We were given some free time this afternoon to explore the area, with the hope we’d use the break in our schedule of presentations and paper writing to think about the independent research projects we’d be starting tomorrow. I thought this was a good opportunity to not ponder my project but to hike to the nearby Rio Tempisque. Although the marsh adjacent to the research station was chockfull of juvenile crocodiles, the adults could be found only in the deep and flowing river. So, after lunch, I filled up on water and began the roughly four mile hike to the nearest access point. I was disappointed to hear that I wasn’t likely to see any of the large animals I was after, as they’re most often seen basking along the river far from any area I would be able to reach without a boat. But, I figured it was worth a shot.
Wildlife is a professional interest of mine; I plan to make a career of researching the ecology of animal populations and assemblages. However, sometimes my interests are less formal…sometimes it’s just neat to see something cool. And crocodiles fit the bill. Reptiles are an often maligned bunch, as a group, they’re frequently ignored, disparaged, or killed. But crocodiles are the reptilian cousin you know better than to disrespect. Share their territory without taking appropriate precautions and there’s a very good chance that they will take the opportunity to kill you, drag you to the bottom of the river, and eat you. Period. That kind of power is awesome, and sometimes it’s beneficial to be reminded that humans aren’t always the top dog. We’re just a piece of the puzzle.

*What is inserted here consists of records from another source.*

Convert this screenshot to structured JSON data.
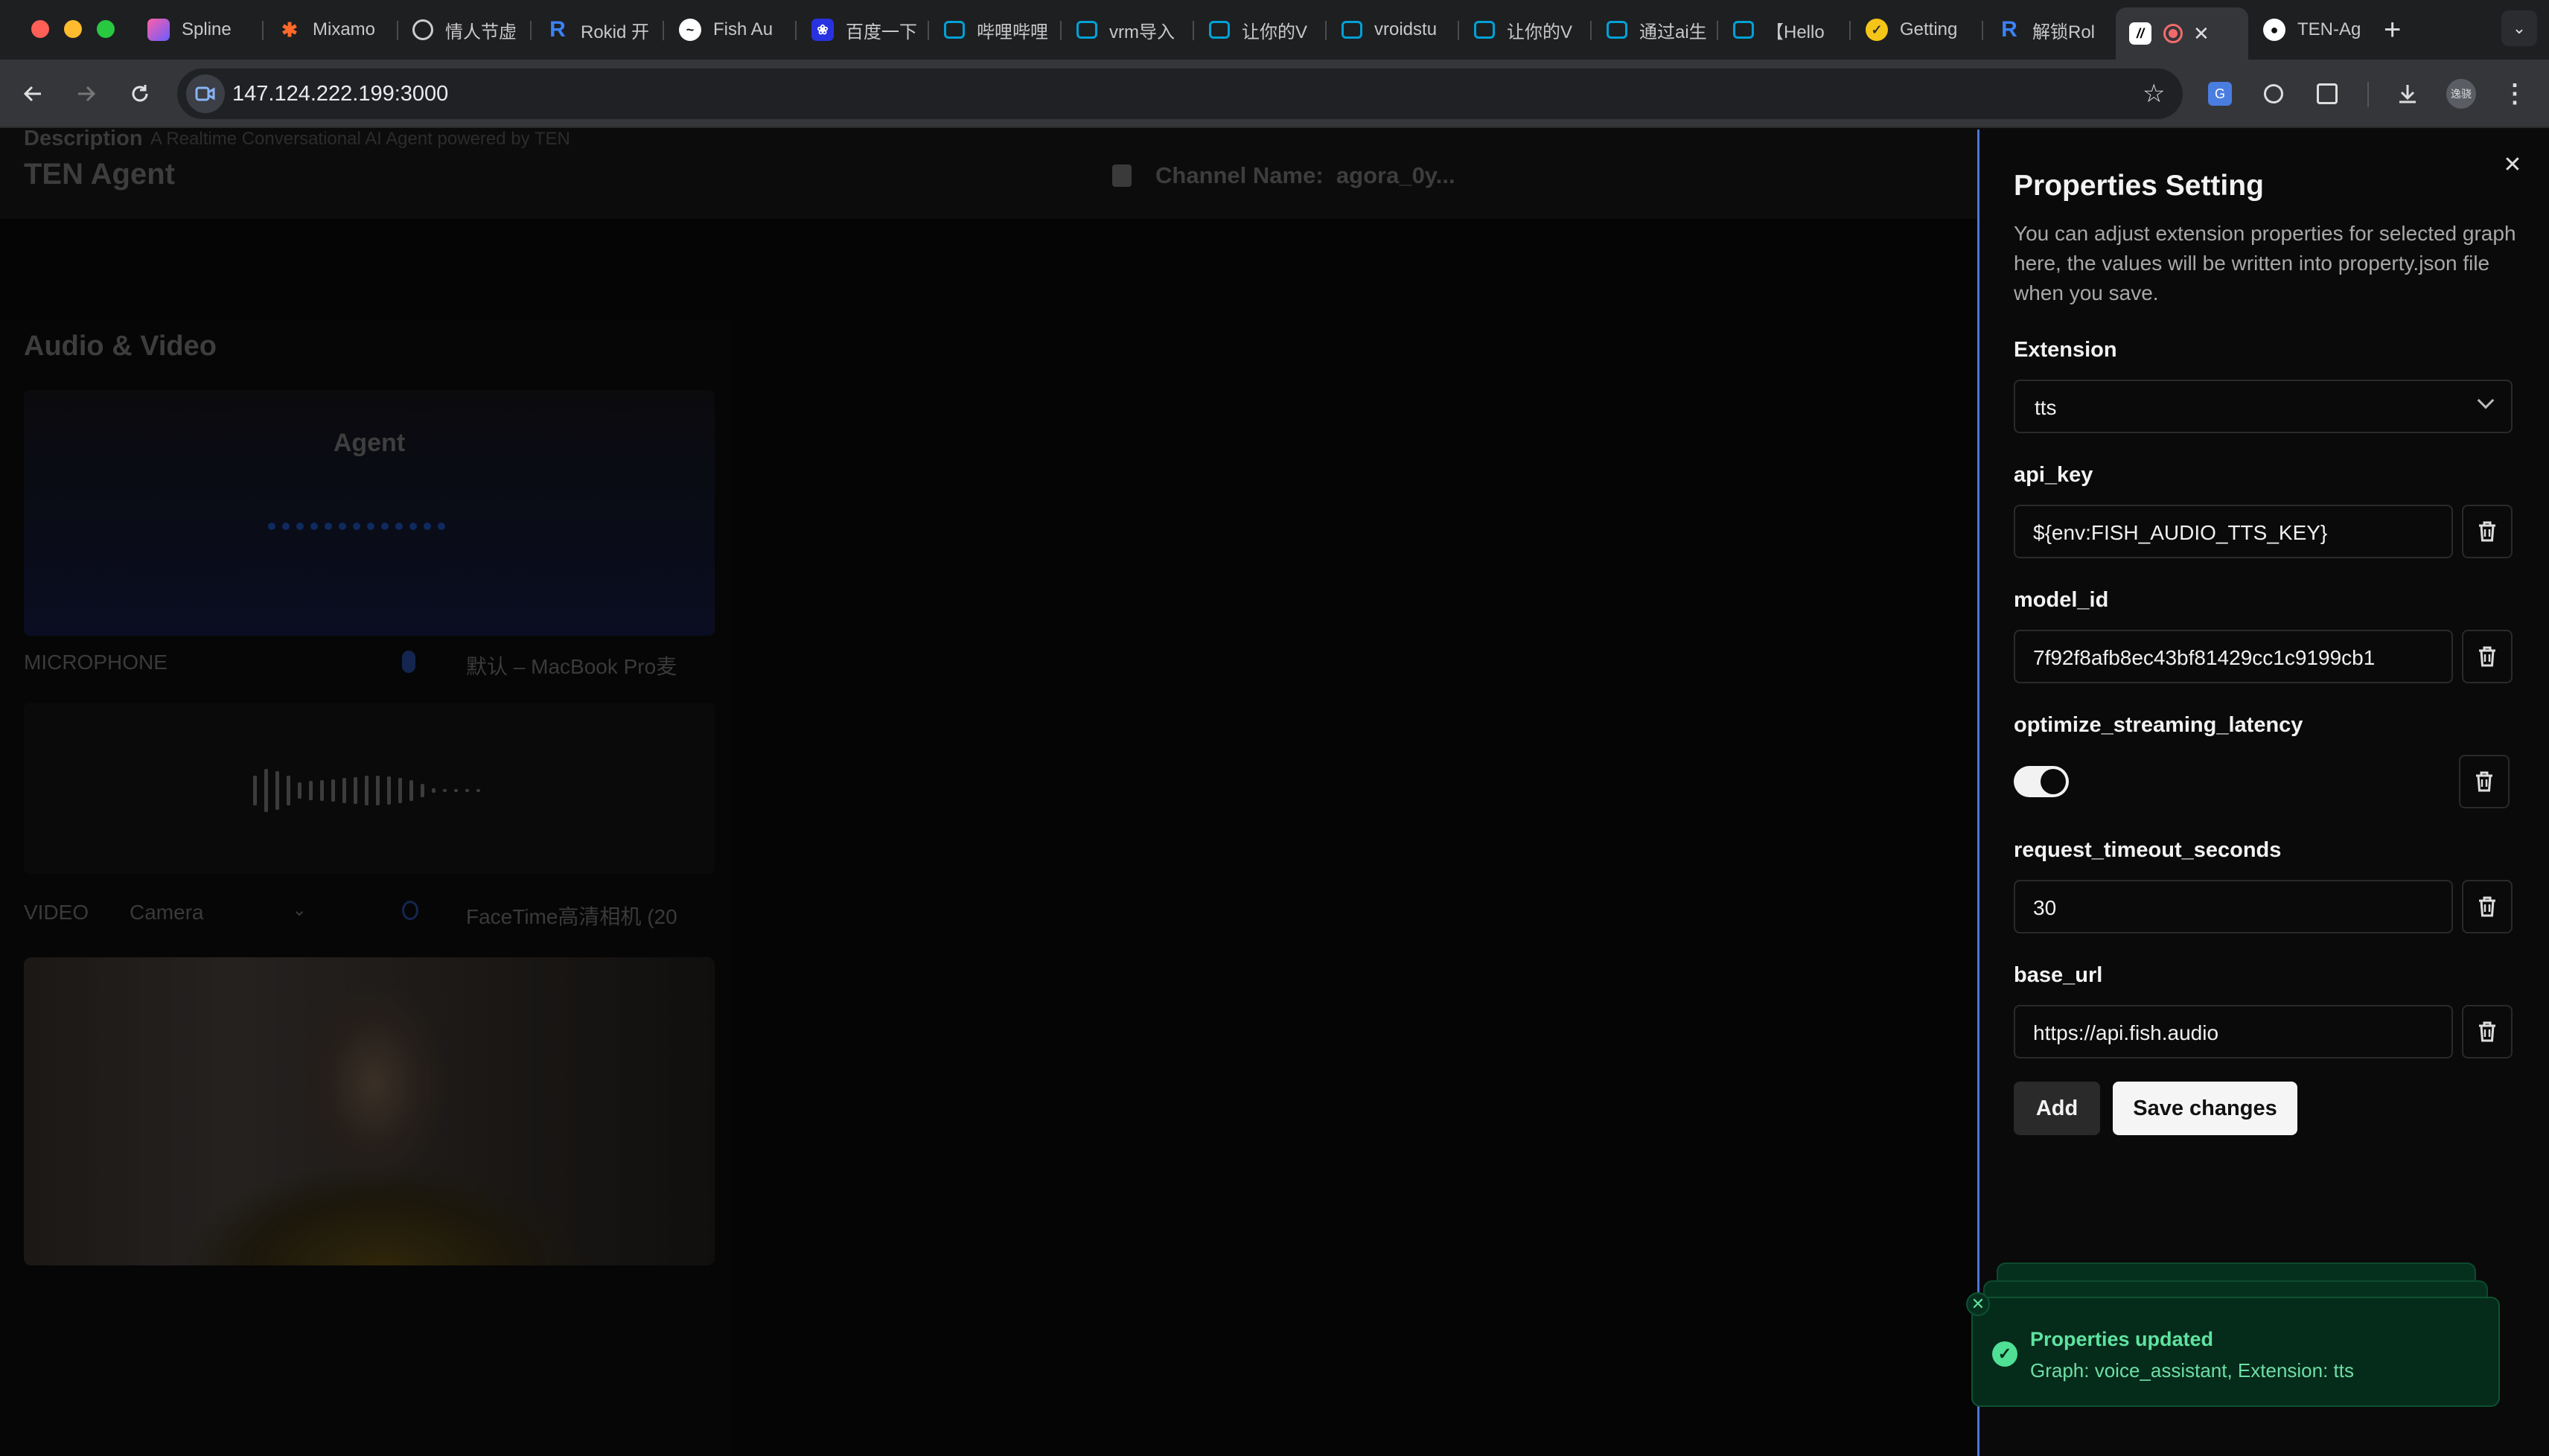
{
  "browser": {
    "tabs": [
      {
        "label": "Spline",
        "icon": "spline-icon",
        "color": "#7b5cff"
      },
      {
        "label": "Mixamo",
        "icon": "mixamo-icon",
        "color": "#ff6a2a"
      },
      {
        "label": "情人节虚",
        "icon": "openai-icon",
        "color": "#444444"
      },
      {
        "label": "Rokid 开",
        "icon": "rokid-icon",
        "color": "#3b82f6"
      },
      {
        "label": "Fish Au",
        "icon": "fish-audio-icon",
        "color": "#ffffff"
      },
      {
        "label": "百度一下",
        "icon": "baidu-icon",
        "color": "#2932e1"
      },
      {
        "label": "哔哩哔哩",
        "icon": "bilibili-icon",
        "color": "#00a1d6"
      },
      {
        "label": "vrm导入",
        "icon": "bilibili-icon",
        "color": "#00a1d6"
      },
      {
        "label": "让你的V",
        "icon": "bilibili-icon",
        "color": "#00a1d6"
      },
      {
        "label": "vroidstu",
        "icon": "bilibili-icon",
        "color": "#00a1d6"
      },
      {
        "label": "让你的V",
        "icon": "bilibili-icon",
        "color": "#00a1d6"
      },
      {
        "label": "通过ai生",
        "icon": "bilibili-icon",
        "color": "#00a1d6"
      },
      {
        "label": "【Hello",
        "icon": "bilibili-icon",
        "color": "#00a1d6"
      },
      {
        "label": "Getting",
        "icon": "getting-icon",
        "color": "#f5c518"
      },
      {
        "label": "解锁Rol",
        "icon": "rokid-icon",
        "color": "#3b82f6"
      },
      {
        "label": "",
        "icon": "ten-icon",
        "color": "#ffffff"
      },
      {
        "label": "TEN-Ag",
        "icon": "github-icon",
        "color": "#ffffff"
      }
    ],
    "url": "147.124.222.199:3000",
    "profile_badge": "逸骁"
  },
  "app": {
    "title": "TEN Agent",
    "channel_label": "Channel Name:",
    "channel_value": "agora_0y...",
    "description_label": "Description",
    "description_text": "A Realtime Conversational AI Agent powered by TEN",
    "av_title": "Audio & Video",
    "agent_label": "Agent",
    "mic_label": "MICROPHONE",
    "mic_device": "默认 – MacBook Pro麦",
    "video_label": "VIDEO",
    "video_source": "Camera",
    "camera_device": "FaceTime高清相机 (20"
  },
  "drawer": {
    "title": "Properties Setting",
    "description": "You can adjust extension properties for selected graph here, the values will be written into property.json file when you save.",
    "extension_label": "Extension",
    "extension_value": "tts",
    "fields": [
      {
        "name": "api_key",
        "value": "${env:FISH_AUDIO_TTS_KEY}"
      },
      {
        "name": "model_id",
        "value": "7f92f8afb8ec43bf81429cc1c9199cb1"
      },
      {
        "name": "optimize_streaming_latency",
        "value": true
      },
      {
        "name": "request_timeout_seconds",
        "value": "30"
      },
      {
        "name": "base_url",
        "value": "https://api.fish.audio"
      }
    ],
    "add_label": "Add",
    "save_label": "Save changes"
  },
  "toast": {
    "title": "Properties updated",
    "body": "Graph: voice_assistant, Extension: tts"
  },
  "colors": {
    "accent_border": "#4b77d9",
    "toast_green": "#5fe3a1"
  }
}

Shortly after I disembarked, I realized one in the afternoon was probably not the best time to take a significant hike, even if the terrain wasn’t more hazardous than a dirt road. As the tropical sun beat down on me relentlessly, I took occasional refuge in the shaded woods nearby and waited until I felt sufficiently recovered to return to the road. About an hour into the walk, I noticed a shaded concrete structure on the side of the road that looked as though it was built to control a small stream. Reduced to a single puddle now, the water likely flowed freely during the rainy season. Knowing this small amount of water was likely to attract thirsty animals, I spent some time poking around the pit while enjoying the shade.
Back on the road, the forest broke suddenly and I was quickly on a steep slope overlooking a muddy and flowing river perhaps 200 yards wide. Before I had even gathered my bearings, I noticed a dark shape in the far distance, just above the water’s surface.
It seemed to defy the current as it steadily crossed the river. Incredulously, I used the zoom on my camera to gain a better view of the distant form. Once I had taken the picture, I magnified it within my camera and could finally make out the distinctive bumpy profile of a crocodile.
It was huge, there’s no way to know with confidence how long this crocodile was, but it was clearly an impressive animal.
A boat suddenly appeared from around the bend of the river and I saw no more crocodiles for about twenty minutes as I relaxed along the bank. Not looking forward to the hike back to the research station, I was rewarded by the sight of another large crocodile (the same one?) quickly hauling itself onto a muddy bank to bask. Way too far away to make out the details of this individual, I longed for a powerful spotting scope.
I had signed myself out only until 4:00; afterwards the course instructors would start to wonder whether I had gotten lost or needed help. So, with a long hike in front of me I reluctantly stood up from my rocky seat. Immediately I noticed yet another large crocodile, this one on the opposite bank; my best look at these large animals yet. It sped down the river and out of sight like a torpedo.
On my hike back I was quickly once again upon the concrete holding pool, and what I saw within it froze me mid-stride.
Although I was in disbelief, there was no mistaking the eight foot crocodile in the shallow water. Shallow water I had casually strolled around just a little over an hour earlier.
Suddenly confronted by a large crocodile less than ten feet from me, I instinctively looked behind me and into the surrounding forest to scan for danger. When I came to my senses, I realized I was safe. Protected by the concrete walls of the pool, I slowly raised my camera and took some quick photographs. The crocodile was motionless, but when I saw its back foot shift slightly I realized I was probably pushing my luck. Fearing an impending freak out by a large cornered crocodile, I quickly made my exit.
When a large lizard rustled in the underbrush shortly thereafter, I think I left the ground.